(Data items)
►
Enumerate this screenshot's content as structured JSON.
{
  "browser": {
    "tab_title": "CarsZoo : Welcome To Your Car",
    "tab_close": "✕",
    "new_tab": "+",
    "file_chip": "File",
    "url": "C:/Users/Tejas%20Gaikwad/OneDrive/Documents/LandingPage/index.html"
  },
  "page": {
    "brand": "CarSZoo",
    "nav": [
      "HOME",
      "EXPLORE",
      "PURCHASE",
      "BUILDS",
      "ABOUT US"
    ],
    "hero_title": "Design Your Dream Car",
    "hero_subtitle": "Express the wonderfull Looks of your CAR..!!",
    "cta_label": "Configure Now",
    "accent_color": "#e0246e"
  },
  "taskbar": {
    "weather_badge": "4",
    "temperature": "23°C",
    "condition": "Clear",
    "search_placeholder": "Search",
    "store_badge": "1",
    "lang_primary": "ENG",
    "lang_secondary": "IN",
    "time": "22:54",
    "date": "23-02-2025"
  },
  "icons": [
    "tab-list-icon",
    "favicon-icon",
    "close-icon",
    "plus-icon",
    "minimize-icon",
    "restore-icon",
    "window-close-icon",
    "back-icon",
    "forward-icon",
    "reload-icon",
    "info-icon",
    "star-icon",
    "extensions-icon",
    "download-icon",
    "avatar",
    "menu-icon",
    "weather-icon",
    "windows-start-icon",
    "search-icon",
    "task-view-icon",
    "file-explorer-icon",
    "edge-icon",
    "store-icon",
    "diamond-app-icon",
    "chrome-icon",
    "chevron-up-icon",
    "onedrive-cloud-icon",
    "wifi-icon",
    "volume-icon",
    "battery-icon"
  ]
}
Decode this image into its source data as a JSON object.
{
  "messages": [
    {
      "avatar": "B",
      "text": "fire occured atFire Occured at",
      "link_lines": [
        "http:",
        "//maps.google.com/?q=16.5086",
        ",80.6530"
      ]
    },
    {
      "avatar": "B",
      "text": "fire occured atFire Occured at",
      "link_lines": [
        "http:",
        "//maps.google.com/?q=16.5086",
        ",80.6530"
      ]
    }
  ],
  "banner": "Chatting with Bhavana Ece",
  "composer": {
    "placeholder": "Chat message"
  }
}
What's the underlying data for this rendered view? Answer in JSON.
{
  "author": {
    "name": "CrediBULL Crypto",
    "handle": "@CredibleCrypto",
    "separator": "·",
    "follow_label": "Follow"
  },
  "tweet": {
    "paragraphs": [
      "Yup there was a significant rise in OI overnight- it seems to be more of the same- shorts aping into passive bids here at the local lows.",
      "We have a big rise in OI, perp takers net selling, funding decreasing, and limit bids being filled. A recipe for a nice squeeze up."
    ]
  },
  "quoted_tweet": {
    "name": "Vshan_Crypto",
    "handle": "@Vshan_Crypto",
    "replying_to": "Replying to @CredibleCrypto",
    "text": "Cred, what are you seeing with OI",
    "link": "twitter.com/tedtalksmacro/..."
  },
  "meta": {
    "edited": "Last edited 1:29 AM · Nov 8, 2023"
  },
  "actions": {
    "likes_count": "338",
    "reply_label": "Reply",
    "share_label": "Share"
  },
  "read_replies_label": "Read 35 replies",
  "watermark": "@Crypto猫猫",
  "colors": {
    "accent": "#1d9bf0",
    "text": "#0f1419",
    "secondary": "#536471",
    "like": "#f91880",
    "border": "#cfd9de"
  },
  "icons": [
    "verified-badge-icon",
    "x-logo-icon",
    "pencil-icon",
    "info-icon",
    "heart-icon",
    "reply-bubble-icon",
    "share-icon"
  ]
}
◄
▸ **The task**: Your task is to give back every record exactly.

▸ **Solution for this task**:
Enumerate this screenshot's content as structured JSON.
{
  "browser": {
    "tab_title": "CarsZoo : Welcome To Your Car",
    "tab_close": "✕",
    "new_tab": "+",
    "file_chip": "File",
    "url": "C:/Users/Tejas%20Gaikwad/OneDrive/Documents/LandingPage/index.html"
  },
  "page": {
    "brand": "CarSZoo",
    "nav": [
      "HOME",
      "EXPLORE",
      "PURCHASE",
      "BUILDS",
      "ABOUT US"
    ],
    "hero_title": "Design Your Dream Car",
    "hero_subtitle": "Express the wonderfull Looks of your CAR..!!",
    "cta_label": "Configure Now",
    "accent_color": "#e0246e"
  },
  "taskbar": {
    "weather_badge": "4",
    "temperature": "23°C",
    "condition": "Clear",
    "search_placeholder": "Search",
    "store_badge": "1",
    "lang_primary": "ENG",
    "lang_secondary": "IN",
    "time": "22:54",
    "date": "23-02-2025"
  },
  "icons": [
    "tab-list-icon",
    "favicon-icon",
    "close-icon",
    "plus-icon",
    "minimize-icon",
    "restore-icon",
    "window-close-icon",
    "back-icon",
    "forward-icon",
    "reload-icon",
    "info-icon",
    "star-icon",
    "extensions-icon",
    "download-icon",
    "avatar",
    "menu-icon",
    "weather-icon",
    "windows-start-icon",
    "search-icon",
    "task-view-icon",
    "file-explorer-icon",
    "edge-icon",
    "store-icon",
    "diamond-app-icon",
    "chrome-icon",
    "chevron-up-icon",
    "onedrive-cloud-icon",
    "wifi-icon",
    "volume-icon",
    "battery-icon"
  ]
}
Decode this image into its source data as a JSON object.
{
  "messages": [
    {
      "avatar": "B",
      "text": "fire occured atFire Occured at",
      "link_lines": [
        "http:",
        "//maps.google.com/?q=16.5086",
        ",80.6530"
      ]
    },
    {
      "avatar": "B",
      "text": "fire occured atFire Occured at",
      "link_lines": [
        "http:",
        "//maps.google.com/?q=16.5086",
        ",80.6530"
      ]
    }
  ],
  "banner": "Chatting with Bhavana Ece",
  "composer": {
    "placeholder": "Chat message"
  }
}
What's the underlying data for this rendered view? Answer in JSON.
{
  "author": {
    "name": "CrediBULL Crypto",
    "handle": "@CredibleCrypto",
    "separator": "·",
    "follow_label": "Follow"
  },
  "tweet": {
    "paragraphs": [
      "Yup there was a significant rise in OI overnight- it seems to be more of the same- shorts aping into passive bids here at the local lows.",
      "We have a big rise in OI, perp takers net selling, funding decreasing, and limit bids being filled. A recipe for a nice squeeze up."
    ]
  },
  "quoted_tweet": {
    "name": "Vshan_Crypto",
    "handle": "@Vshan_Crypto",
    "replying_to": "Replying to @CredibleCrypto",
    "text": "Cred, what are you seeing with OI",
    "link": "twitter.com/tedtalksmacro/..."
  },
  "meta": {
    "edited": "Last edited 1:29 AM · Nov 8, 2023"
  },
  "actions": {
    "likes_count": "338",
    "reply_label": "Reply",
    "share_label": "Share"
  },
  "read_replies_label": "Read 35 replies",
  "watermark": "@Crypto猫猫",
  "colors": {
    "accent": "#1d9bf0",
    "text": "#0f1419",
    "secondary": "#536471",
    "like": "#f91880",
    "border": "#cfd9de"
  },
  "icons": [
    "verified-badge-icon",
    "x-logo-icon",
    "pencil-icon",
    "info-icon",
    "heart-icon",
    "reply-bubble-icon",
    "share-icon"
  ]
}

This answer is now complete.